My vocation from God has not been to be a scholar, or to enjoy the time and library researches for deep theological analysis and reflection. I have lived as a pastoral priest overwhelmed with the family chores of the People of God. I have never regretted it and I have been deeply fulfilled in it. So lived the Fathers of the Church, pastoral presbyters all of them. So lived our Lord and Master, Peter the fisherman, and Paul the tentmaker.
A vision for this millennium
Fr. Holloway had his first heart attack, a very serious one, in 1989 and the doctors only gave him about two years to live. In the providence of God he lived for another ten years, allowing him time to complete the formation of the Faith-Keyway Trust and hand over the work of the Faith Movement to the very many young priests ordained in the nineties. These ten years also gave him time, despite great physical suffering in the last years, to finish the main outlines of his philosophical work. So on 24 March 1999 (almost exactly eight years after his mother’s death, on 25 March 1991) God took him into the next life, his many labours over.

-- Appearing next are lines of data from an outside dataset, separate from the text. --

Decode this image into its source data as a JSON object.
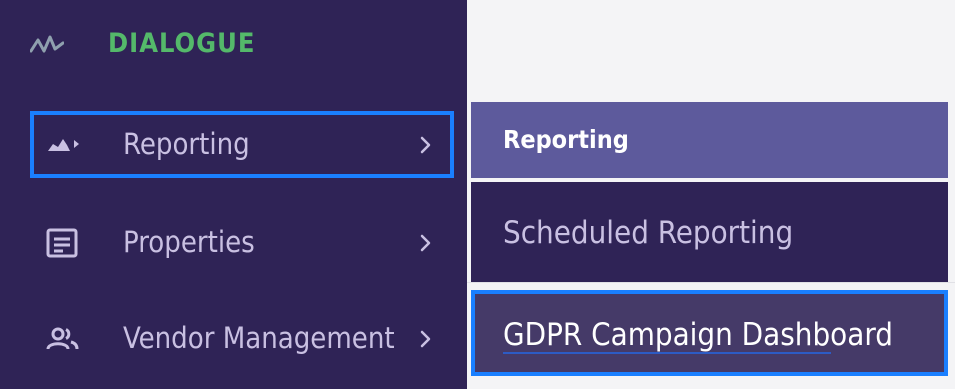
{
  "brand": {
    "name": "DIALOGUE",
    "icon": "pulse-icon",
    "color": "#54b96a"
  },
  "sidebar": {
    "items": [
      {
        "label": "Reporting",
        "icon": "area-chart-icon",
        "active": true
      },
      {
        "label": "Properties",
        "icon": "document-icon",
        "active": false
      },
      {
        "label": "Vendor Management",
        "icon": "people-icon",
        "active": false
      }
    ]
  },
  "flyout": {
    "header": "Reporting",
    "items": [
      {
        "label": "Scheduled Reporting",
        "active": false
      },
      {
        "label": "GDPR Campaign Dashboard",
        "active": true
      }
    ]
  },
  "colors": {
    "sidebar_bg": "#2f2356",
    "flyout_header_bg": "#5d5a9c",
    "focus_outline": "#1a7fff",
    "brand": "#54b96a"
  }
}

Even on this earth I am sure that we have not heard the last of Fr. Edward Holloway! On one occasion in the late sixties when his book had just been published the Apostolic Nuncio at the time visited Agnes Holloway and told her that he thought that a hundred years from now his book would be in every seminary in the Catholic Church. On the threshold of a new age God has given us, through Edward and Agnes Holloway, a vision for the new millennium and a mission to re-evangelise and ‘rebuild after the blitz’ of recent years in the Church. Despite all the resistance, the suffering and the misunderstanding a phrase of Cardinal Newman comes to mind - “Truth will ultimately win the day”. Fr. Holloway, thank you for all that you gave to us and meant to us. Your many labours over, may you truly rest in peace.